(Beginning of Supplied records)

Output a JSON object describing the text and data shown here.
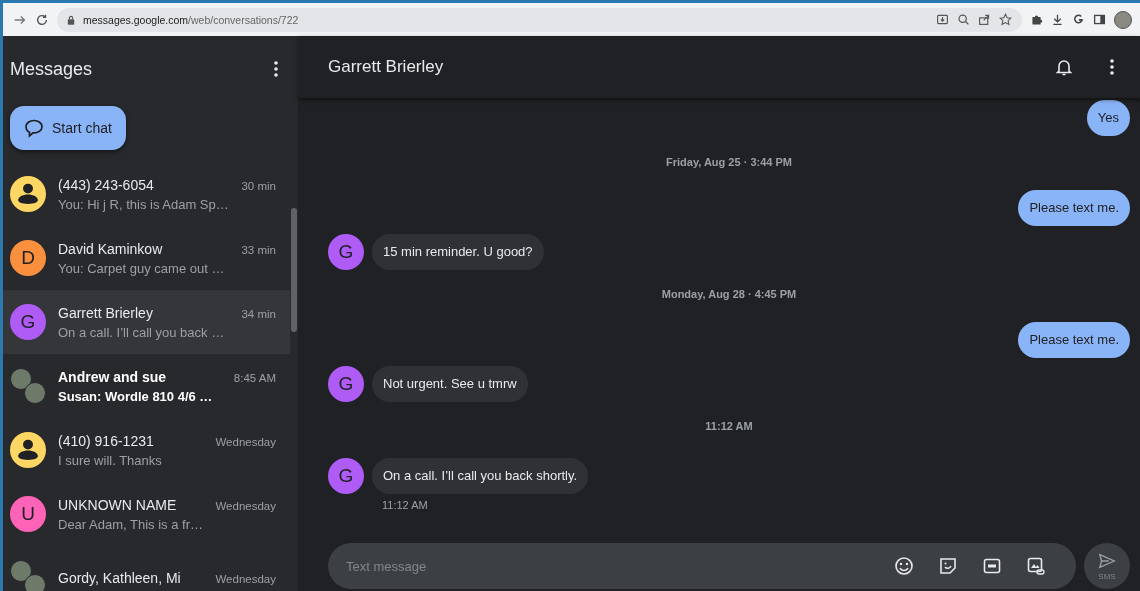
{
  "browser": {
    "url_host": "messages.google.com",
    "url_path": "/web/conversations/722"
  },
  "sidebar": {
    "title": "Messages",
    "start_chat": "Start chat",
    "conversations": [
      {
        "kind": "person",
        "color": "#fdd663",
        "name": "(443) 243-6054",
        "snippet": "You: Hi j R, this is Adam Sp…",
        "time": "30 min",
        "unread": false,
        "selected": false
      },
      {
        "kind": "letter",
        "color": "#fa903e",
        "initial": "D",
        "name": "David Kaminkow",
        "snippet": "You: Carpet guy came out …",
        "time": "33 min",
        "unread": false,
        "selected": false
      },
      {
        "kind": "letter",
        "color": "#af5cf7",
        "initial": "G",
        "name": "Garrett Brierley",
        "snippet": "On a call. I’ll call you back …",
        "time": "34 min",
        "unread": false,
        "selected": true
      },
      {
        "kind": "group",
        "color": "#6d7a6a",
        "name": "Andrew and sue",
        "snippet": "Susan: Wordle 810 4/6 …",
        "time": "8:45 AM",
        "unread": true,
        "selected": false
      },
      {
        "kind": "person",
        "color": "#fdd663",
        "name": "(410) 916-1231",
        "snippet": "I sure will. Thanks",
        "time": "Wednesday",
        "unread": false,
        "selected": false
      },
      {
        "kind": "letter",
        "color": "#ff63b8",
        "initial": "U",
        "name": "UNKNOWN NAME",
        "snippet": "Dear Adam, This is a fr…",
        "time": "Wednesday",
        "unread": false,
        "selected": false
      },
      {
        "kind": "group",
        "color": "#6d7a6a",
        "name": "Gordy, Kathleen, Mi",
        "time": "Wednesday",
        "unread": false,
        "selected": false
      }
    ]
  },
  "chat": {
    "title": "Garrett Brierley",
    "messages": [
      {
        "kind": "outgoing",
        "text": "Yes"
      },
      {
        "kind": "date",
        "text": "Friday, Aug 25 · 3:44 PM"
      },
      {
        "kind": "outgoing",
        "text": "Please text me."
      },
      {
        "kind": "incoming",
        "avatar": "G",
        "color": "#af5cf7",
        "text": "15 min reminder.  U good?"
      },
      {
        "kind": "date",
        "text": "Monday, Aug 28 · 4:45 PM"
      },
      {
        "kind": "outgoing",
        "text": "Please text me."
      },
      {
        "kind": "incoming",
        "avatar": "G",
        "color": "#af5cf7",
        "text": "Not urgent. See u tmrw"
      },
      {
        "kind": "date",
        "text": "11:12 AM"
      },
      {
        "kind": "incoming",
        "avatar": "G",
        "color": "#af5cf7",
        "text": "On a call.  I’ll call you back shortly.",
        "time": "11:12 AM"
      }
    ],
    "composer": {
      "placeholder": "Text message",
      "send_label": "SMS"
    }
  }
}
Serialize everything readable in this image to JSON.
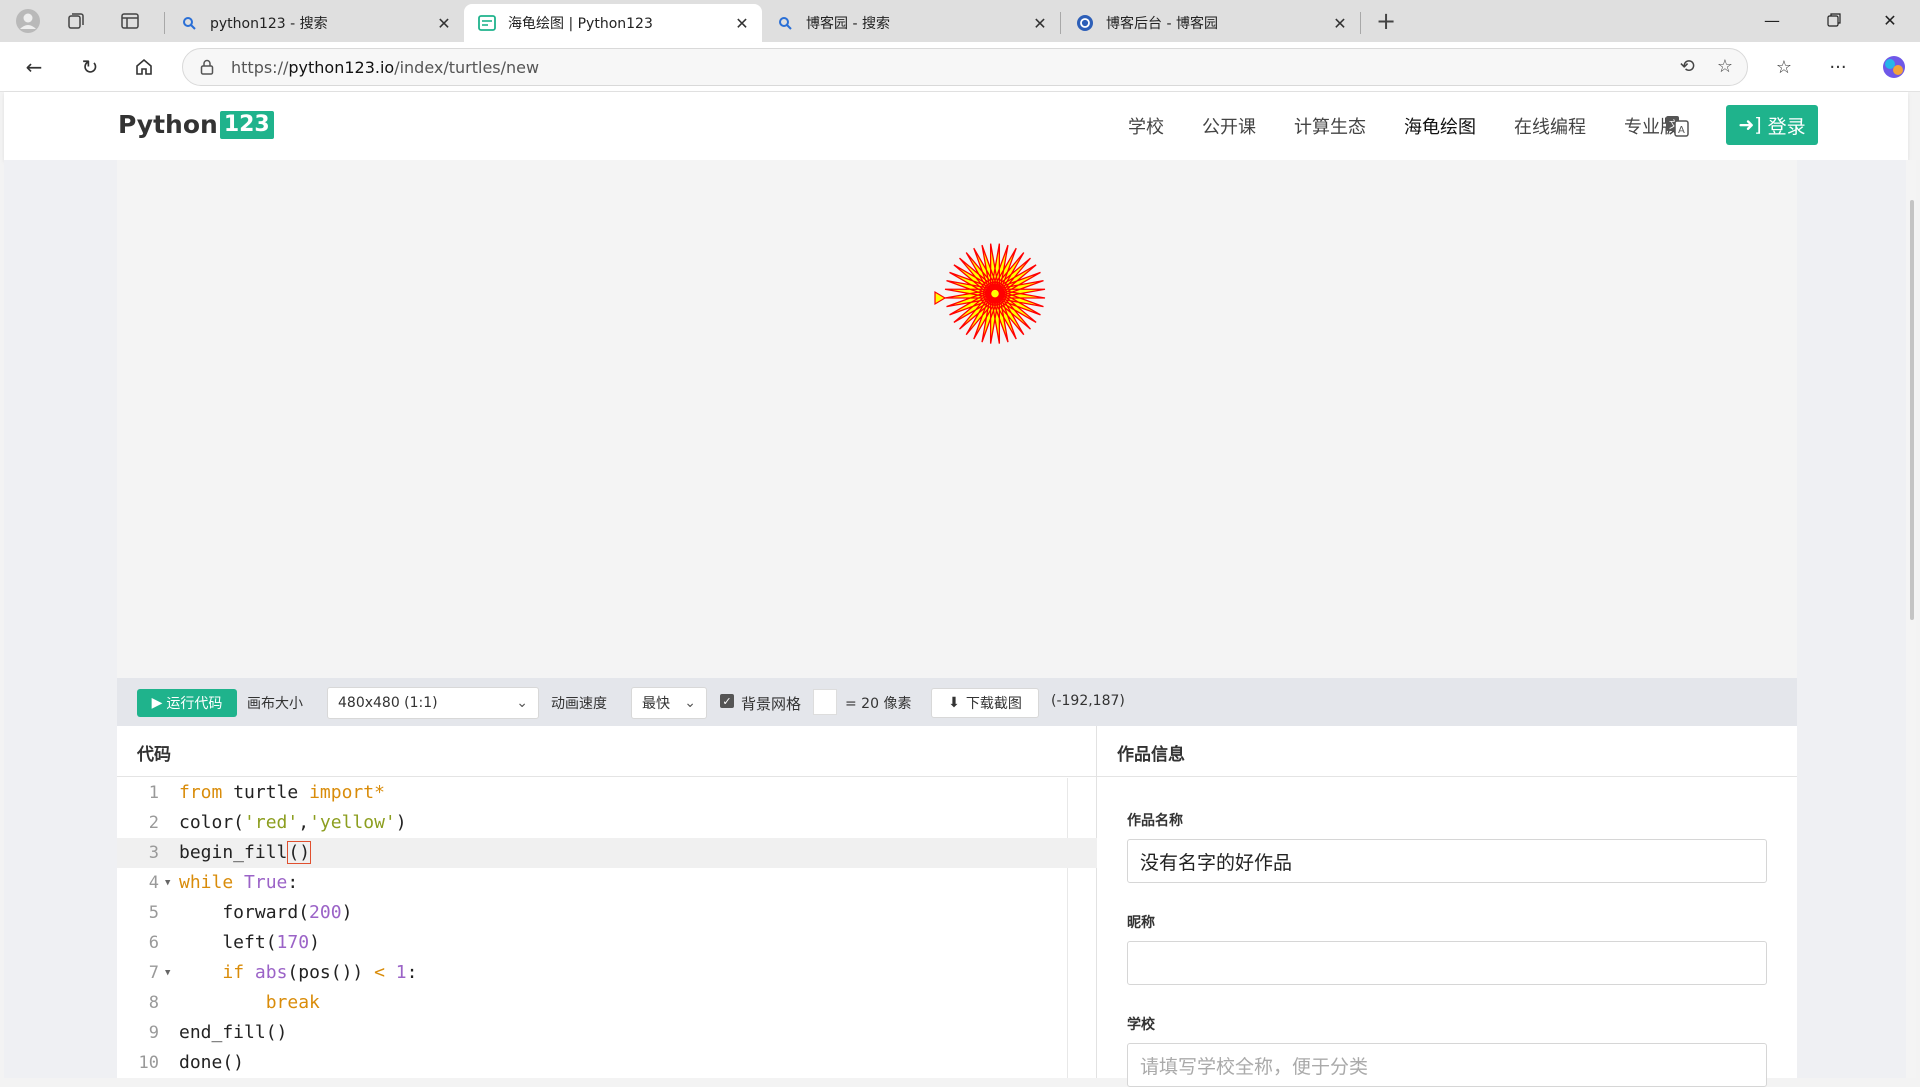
{
  "browser": {
    "tabs": [
      {
        "title": "python123 - 搜索",
        "favicon": "search-icon"
      },
      {
        "title": "海龟绘图 | Python123",
        "favicon": "python123-icon",
        "active": true
      },
      {
        "title": "博客园 - 搜索",
        "favicon": "search-icon"
      },
      {
        "title": "博客后台 - 博客园",
        "favicon": "cnblogs-icon"
      }
    ],
    "url_prefix": "https://",
    "url_host": "python123.io",
    "url_path": "/index/turtles/new"
  },
  "site": {
    "logo_text": "Python",
    "logo_num": "123",
    "nav": [
      "学校",
      "公开课",
      "计算生态",
      "海龟绘图",
      "在线编程",
      "专业版"
    ],
    "active_nav": "海龟绘图",
    "login_label": "登录"
  },
  "toolbar": {
    "run_label": "运行代码",
    "canvas_size_label": "画布大小",
    "canvas_size_value": "480x480 (1:1)",
    "speed_label": "动画速度",
    "speed_value": "最快",
    "grid_label": "背景网格",
    "grid_checked": true,
    "grid_unit": "= 20 像素",
    "download_label": "下载截图",
    "coords": "(-192,187)"
  },
  "code_panel": {
    "title": "代码",
    "lines": [
      "from turtle import*",
      "color('red','yellow')",
      "begin_fill()",
      "while True:",
      "    forward(200)",
      "    left(170)",
      "    if abs(pos()) < 1:",
      "        break",
      "end_fill()",
      "done()"
    ],
    "current_line": 3
  },
  "info_panel": {
    "title": "作品信息",
    "work_name_label": "作品名称",
    "work_name_value": "没有名字的好作品",
    "nickname_label": "昵称",
    "nickname_value": "",
    "school_label": "学校",
    "school_placeholder": "请填写学校全称，便于分类"
  },
  "drawing": {
    "stroke_color": "#ff0000",
    "fill_color": "#ffff00",
    "step": 200,
    "turn": 170
  }
}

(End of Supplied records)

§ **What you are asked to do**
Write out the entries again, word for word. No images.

§ **Result of this task**
Output a JSON object describing the text and data shown here.
{
  "browser": {
    "url_host": "messages.google.com",
    "url_path": "/web/conversations/722"
  },
  "sidebar": {
    "title": "Messages",
    "start_chat": "Start chat",
    "conversations": [
      {
        "kind": "person",
        "color": "#fdd663",
        "name": "(443) 243-6054",
        "snippet": "You: Hi j R, this is Adam Sp…",
        "time": "30 min",
        "unread": false,
        "selected": false
      },
      {
        "kind": "letter",
        "color": "#fa903e",
        "initial": "D",
        "name": "David Kaminkow",
        "snippet": "You: Carpet guy came out …",
        "time": "33 min",
        "unread": false,
        "selected": false
      },
      {
        "kind": "letter",
        "color": "#af5cf7",
        "initial": "G",
        "name": "Garrett Brierley",
        "snippet": "On a call. I’ll call you back …",
        "time": "34 min",
        "unread": false,
        "selected": true
      },
      {
        "kind": "group",
        "color": "#6d7a6a",
        "name": "Andrew and sue",
        "snippet": "Susan: Wordle 810 4/6 …",
        "time": "8:45 AM",
        "unread": true,
        "selected": false
      },
      {
        "kind": "person",
        "color": "#fdd663",
        "name": "(410) 916-1231",
        "snippet": "I sure will. Thanks",
        "time": "Wednesday",
        "unread": false,
        "selected": false
      },
      {
        "kind": "letter",
        "color": "#ff63b8",
        "initial": "U",
        "name": "UNKNOWN NAME",
        "snippet": "Dear Adam, This is a fr…",
        "time": "Wednesday",
        "unread": false,
        "selected": false
      },
      {
        "kind": "group",
        "color": "#6d7a6a",
        "name": "Gordy, Kathleen, Mi",
        "time": "Wednesday",
        "unread": false,
        "selected": false
      }
    ]
  },
  "chat": {
    "title": "Garrett Brierley",
    "messages": [
      {
        "kind": "outgoing",
        "text": "Yes"
      },
      {
        "kind": "date",
        "text": "Friday, Aug 25 · 3:44 PM"
      },
      {
        "kind": "outgoing",
        "text": "Please text me."
      },
      {
        "kind": "incoming",
        "avatar": "G",
        "color": "#af5cf7",
        "text": "15 min reminder.  U good?"
      },
      {
        "kind": "date",
        "text": "Monday, Aug 28 · 4:45 PM"
      },
      {
        "kind": "outgoing",
        "text": "Please text me."
      },
      {
        "kind": "incoming",
        "avatar": "G",
        "color": "#af5cf7",
        "text": "Not urgent. See u tmrw"
      },
      {
        "kind": "date",
        "text": "11:12 AM"
      },
      {
        "kind": "incoming",
        "avatar": "G",
        "color": "#af5cf7",
        "text": "On a call.  I’ll call you back shortly.",
        "time": "11:12 AM"
      }
    ],
    "composer": {
      "placeholder": "Text message",
      "send_label": "SMS"
    }
  }
}
Serialize everything readable in this image to JSON.
{
  "browser": {
    "tabs": [
      {
        "title": "python123 - 搜索",
        "favicon": "search-icon"
      },
      {
        "title": "海龟绘图 | Python123",
        "favicon": "python123-icon",
        "active": true
      },
      {
        "title": "博客园 - 搜索",
        "favicon": "search-icon"
      },
      {
        "title": "博客后台 - 博客园",
        "favicon": "cnblogs-icon"
      }
    ],
    "url_prefix": "https://",
    "url_host": "python123.io",
    "url_path": "/index/turtles/new"
  },
  "site": {
    "logo_text": "Python",
    "logo_num": "123",
    "nav": [
      "学校",
      "公开课",
      "计算生态",
      "海龟绘图",
      "在线编程",
      "专业版"
    ],
    "active_nav": "海龟绘图",
    "login_label": "登录"
  },
  "toolbar": {
    "run_label": "运行代码",
    "canvas_size_label": "画布大小",
    "canvas_size_value": "480x480 (1:1)",
    "speed_label": "动画速度",
    "speed_value": "最快",
    "grid_label": "背景网格",
    "grid_checked": true,
    "grid_unit": "= 20 像素",
    "download_label": "下载截图",
    "coords": "(-192,187)"
  },
  "code_panel": {
    "title": "代码",
    "lines": [
      "from turtle import*",
      "color('red','yellow')",
      "begin_fill()",
      "while True:",
      "    forward(200)",
      "    left(170)",
      "    if abs(pos()) < 1:",
      "        break",
      "end_fill()",
      "done()"
    ],
    "current_line": 3
  },
  "info_panel": {
    "title": "作品信息",
    "work_name_label": "作品名称",
    "work_name_value": "没有名字的好作品",
    "nickname_label": "昵称",
    "nickname_value": "",
    "school_label": "学校",
    "school_placeholder": "请填写学校全称，便于分类"
  },
  "drawing": {
    "stroke_color": "#ff0000",
    "fill_color": "#ffff00",
    "step": 200,
    "turn": 170
  }
}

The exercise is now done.